-------- SUPPLIED MATERIAL
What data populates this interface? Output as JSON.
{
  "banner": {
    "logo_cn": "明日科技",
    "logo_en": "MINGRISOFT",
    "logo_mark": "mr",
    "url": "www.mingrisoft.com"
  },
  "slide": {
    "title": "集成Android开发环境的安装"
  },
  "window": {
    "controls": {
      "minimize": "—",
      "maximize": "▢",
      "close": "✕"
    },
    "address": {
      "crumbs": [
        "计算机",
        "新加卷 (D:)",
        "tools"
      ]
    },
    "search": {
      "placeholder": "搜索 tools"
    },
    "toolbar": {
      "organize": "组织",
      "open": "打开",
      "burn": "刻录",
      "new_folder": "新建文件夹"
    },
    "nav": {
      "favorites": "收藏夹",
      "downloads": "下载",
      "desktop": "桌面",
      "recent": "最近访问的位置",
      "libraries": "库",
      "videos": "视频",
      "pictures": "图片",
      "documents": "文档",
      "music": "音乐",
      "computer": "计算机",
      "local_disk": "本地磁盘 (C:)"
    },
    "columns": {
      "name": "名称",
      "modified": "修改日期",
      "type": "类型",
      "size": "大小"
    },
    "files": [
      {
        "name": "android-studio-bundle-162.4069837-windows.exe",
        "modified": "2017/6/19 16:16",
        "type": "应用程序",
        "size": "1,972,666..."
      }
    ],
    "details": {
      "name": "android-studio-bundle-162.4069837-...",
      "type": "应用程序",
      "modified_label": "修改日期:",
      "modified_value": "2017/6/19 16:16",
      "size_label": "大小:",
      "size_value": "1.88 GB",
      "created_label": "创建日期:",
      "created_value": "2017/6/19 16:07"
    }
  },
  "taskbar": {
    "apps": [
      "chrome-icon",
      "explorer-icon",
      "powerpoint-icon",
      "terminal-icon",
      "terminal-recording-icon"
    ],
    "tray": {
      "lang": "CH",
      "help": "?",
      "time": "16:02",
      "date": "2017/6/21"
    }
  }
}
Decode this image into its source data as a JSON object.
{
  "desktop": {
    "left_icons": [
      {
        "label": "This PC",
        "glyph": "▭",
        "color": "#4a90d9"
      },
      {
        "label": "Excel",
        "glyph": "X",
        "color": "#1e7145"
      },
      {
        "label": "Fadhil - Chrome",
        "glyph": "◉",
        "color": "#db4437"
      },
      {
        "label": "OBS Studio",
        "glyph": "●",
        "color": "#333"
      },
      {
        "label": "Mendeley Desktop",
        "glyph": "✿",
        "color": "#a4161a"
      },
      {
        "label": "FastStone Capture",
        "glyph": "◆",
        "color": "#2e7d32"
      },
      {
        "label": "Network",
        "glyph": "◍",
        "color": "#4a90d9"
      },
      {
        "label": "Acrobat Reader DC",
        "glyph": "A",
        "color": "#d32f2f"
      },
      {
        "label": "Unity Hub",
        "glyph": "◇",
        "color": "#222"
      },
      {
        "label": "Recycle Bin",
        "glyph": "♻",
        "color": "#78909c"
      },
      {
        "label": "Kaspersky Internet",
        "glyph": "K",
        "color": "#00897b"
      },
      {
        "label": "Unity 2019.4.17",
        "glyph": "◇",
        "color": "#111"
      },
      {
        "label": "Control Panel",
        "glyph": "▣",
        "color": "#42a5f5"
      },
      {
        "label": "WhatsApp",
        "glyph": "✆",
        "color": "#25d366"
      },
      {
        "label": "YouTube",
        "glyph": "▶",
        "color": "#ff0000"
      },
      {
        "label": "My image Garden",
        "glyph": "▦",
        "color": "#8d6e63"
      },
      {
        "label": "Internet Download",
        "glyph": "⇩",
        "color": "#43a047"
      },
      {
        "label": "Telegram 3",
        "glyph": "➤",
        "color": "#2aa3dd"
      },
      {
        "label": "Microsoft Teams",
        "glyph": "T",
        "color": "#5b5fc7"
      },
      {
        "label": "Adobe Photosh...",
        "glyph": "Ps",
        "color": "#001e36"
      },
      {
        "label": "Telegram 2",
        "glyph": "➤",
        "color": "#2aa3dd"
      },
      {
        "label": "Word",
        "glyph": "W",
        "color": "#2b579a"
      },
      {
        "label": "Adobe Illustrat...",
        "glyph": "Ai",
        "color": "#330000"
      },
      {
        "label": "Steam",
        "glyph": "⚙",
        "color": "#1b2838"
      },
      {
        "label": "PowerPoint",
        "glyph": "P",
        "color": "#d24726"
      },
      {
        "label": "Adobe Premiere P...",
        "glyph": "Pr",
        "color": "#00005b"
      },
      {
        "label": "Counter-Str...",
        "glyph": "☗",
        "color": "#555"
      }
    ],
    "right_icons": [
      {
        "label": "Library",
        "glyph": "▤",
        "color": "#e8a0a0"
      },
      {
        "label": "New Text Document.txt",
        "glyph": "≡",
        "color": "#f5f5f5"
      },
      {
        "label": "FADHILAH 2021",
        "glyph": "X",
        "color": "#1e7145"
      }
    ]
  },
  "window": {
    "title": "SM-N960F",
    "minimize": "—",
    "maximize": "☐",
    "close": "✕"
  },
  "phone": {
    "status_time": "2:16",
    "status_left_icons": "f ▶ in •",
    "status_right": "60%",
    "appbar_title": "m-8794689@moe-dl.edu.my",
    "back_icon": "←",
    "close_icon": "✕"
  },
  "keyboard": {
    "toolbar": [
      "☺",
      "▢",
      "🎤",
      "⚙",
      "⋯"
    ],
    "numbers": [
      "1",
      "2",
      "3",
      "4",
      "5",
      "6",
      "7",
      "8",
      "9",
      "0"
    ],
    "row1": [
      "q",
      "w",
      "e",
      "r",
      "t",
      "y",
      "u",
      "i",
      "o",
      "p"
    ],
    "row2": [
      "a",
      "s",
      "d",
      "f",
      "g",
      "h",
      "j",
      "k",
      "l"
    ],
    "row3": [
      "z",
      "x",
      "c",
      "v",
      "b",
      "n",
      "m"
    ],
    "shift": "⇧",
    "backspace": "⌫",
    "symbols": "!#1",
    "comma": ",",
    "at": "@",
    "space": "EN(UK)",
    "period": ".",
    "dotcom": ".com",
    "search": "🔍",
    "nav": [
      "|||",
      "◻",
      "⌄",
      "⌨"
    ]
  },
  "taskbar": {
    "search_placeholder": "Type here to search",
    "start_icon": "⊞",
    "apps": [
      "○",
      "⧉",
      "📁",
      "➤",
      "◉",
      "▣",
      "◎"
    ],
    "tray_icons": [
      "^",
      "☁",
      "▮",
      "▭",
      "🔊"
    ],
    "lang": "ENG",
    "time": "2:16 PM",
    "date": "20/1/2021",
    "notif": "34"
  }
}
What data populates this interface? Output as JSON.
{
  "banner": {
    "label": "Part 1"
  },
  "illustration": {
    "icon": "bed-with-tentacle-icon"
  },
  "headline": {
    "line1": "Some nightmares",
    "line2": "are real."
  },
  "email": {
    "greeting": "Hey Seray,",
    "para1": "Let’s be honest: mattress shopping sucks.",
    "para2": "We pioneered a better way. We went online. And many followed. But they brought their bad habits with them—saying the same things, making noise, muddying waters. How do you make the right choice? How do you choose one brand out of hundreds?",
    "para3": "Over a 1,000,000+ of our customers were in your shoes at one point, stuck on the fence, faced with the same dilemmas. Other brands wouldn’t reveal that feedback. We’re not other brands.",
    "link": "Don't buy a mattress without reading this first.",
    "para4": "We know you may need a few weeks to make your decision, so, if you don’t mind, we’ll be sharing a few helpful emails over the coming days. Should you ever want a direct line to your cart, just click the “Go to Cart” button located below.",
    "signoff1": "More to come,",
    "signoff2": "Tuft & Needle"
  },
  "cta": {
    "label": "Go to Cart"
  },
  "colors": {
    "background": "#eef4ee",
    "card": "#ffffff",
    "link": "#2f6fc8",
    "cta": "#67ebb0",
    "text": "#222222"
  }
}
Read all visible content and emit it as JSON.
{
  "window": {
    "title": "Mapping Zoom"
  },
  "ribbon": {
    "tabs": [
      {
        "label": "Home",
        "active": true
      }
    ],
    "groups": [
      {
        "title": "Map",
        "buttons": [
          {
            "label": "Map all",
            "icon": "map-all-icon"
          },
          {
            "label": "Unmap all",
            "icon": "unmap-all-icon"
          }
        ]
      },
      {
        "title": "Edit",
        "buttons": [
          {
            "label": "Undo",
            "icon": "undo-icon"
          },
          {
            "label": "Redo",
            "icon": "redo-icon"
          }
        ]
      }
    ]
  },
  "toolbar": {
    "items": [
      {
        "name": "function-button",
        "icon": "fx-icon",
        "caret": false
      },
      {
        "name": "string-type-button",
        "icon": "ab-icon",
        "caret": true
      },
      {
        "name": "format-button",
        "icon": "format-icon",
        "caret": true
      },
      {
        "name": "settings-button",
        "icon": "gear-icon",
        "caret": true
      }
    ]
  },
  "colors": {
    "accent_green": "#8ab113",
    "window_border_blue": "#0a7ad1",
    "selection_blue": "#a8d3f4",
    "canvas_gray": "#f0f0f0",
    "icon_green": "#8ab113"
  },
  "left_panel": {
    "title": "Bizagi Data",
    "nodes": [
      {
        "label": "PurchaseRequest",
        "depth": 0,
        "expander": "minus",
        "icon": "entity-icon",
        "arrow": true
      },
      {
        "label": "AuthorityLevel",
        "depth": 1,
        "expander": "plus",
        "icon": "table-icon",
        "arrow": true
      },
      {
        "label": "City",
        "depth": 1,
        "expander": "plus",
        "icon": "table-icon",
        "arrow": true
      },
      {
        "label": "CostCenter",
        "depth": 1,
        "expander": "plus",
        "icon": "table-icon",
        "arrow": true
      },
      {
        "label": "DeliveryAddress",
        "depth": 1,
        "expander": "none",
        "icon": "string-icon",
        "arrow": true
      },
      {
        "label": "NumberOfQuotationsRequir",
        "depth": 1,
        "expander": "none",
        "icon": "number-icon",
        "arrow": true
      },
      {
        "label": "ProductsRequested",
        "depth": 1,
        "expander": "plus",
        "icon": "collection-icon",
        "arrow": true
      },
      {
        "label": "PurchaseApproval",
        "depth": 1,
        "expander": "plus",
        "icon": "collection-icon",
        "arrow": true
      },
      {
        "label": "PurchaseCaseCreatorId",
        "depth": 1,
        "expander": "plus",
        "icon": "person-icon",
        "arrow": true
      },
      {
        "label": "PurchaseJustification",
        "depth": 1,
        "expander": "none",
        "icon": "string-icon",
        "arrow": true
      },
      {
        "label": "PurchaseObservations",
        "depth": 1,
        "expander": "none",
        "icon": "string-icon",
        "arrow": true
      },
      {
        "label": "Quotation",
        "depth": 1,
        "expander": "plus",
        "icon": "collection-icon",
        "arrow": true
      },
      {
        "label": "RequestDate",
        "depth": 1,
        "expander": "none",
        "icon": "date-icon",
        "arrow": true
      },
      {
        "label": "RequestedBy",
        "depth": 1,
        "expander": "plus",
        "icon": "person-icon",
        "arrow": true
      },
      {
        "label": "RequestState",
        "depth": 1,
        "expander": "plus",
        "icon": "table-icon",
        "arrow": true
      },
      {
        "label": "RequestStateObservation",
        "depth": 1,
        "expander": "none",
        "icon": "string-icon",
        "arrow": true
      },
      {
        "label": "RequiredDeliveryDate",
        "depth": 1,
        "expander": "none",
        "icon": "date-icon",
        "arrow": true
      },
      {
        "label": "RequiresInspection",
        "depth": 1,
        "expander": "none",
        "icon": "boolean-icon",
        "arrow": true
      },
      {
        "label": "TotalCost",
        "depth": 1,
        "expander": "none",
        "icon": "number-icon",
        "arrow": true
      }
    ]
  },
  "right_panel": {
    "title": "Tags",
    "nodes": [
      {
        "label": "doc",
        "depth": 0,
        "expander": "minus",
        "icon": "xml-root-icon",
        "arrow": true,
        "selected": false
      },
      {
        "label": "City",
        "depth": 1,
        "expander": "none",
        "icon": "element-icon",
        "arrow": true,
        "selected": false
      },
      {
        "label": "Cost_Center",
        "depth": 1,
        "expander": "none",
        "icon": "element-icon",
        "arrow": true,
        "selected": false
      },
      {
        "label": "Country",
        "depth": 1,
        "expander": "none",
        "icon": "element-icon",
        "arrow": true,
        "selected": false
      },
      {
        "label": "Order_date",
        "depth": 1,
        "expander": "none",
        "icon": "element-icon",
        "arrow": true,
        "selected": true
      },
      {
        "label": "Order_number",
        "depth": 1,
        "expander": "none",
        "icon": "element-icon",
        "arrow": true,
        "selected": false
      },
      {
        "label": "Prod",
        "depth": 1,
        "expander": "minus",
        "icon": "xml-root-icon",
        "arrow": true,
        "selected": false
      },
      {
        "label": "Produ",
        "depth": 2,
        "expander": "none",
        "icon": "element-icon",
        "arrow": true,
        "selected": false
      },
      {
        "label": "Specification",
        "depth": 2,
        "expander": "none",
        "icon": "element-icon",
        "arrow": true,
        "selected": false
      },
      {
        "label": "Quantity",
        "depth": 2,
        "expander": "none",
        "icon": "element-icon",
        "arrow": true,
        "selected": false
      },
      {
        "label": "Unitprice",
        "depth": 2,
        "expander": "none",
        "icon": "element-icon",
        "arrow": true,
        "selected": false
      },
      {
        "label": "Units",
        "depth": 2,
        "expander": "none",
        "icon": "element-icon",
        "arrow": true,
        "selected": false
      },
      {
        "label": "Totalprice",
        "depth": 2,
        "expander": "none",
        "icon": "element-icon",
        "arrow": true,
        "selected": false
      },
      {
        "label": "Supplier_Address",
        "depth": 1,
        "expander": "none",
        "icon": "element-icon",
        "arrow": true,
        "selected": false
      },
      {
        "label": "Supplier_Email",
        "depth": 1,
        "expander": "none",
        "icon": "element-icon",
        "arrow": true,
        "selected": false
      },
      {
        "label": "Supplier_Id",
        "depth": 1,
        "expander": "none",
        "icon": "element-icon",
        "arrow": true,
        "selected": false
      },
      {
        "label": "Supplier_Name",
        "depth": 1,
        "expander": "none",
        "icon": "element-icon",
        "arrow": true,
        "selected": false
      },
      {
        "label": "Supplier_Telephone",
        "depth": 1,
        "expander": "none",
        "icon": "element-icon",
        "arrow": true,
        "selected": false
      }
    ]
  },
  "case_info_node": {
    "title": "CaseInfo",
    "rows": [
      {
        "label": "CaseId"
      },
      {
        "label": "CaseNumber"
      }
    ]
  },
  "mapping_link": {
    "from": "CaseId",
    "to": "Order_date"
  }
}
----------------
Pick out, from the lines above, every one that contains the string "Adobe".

        "label": "Adobe Photosh...",
        "label": "Adobe Illustrat...",
        "label": "Adobe Premiere P...",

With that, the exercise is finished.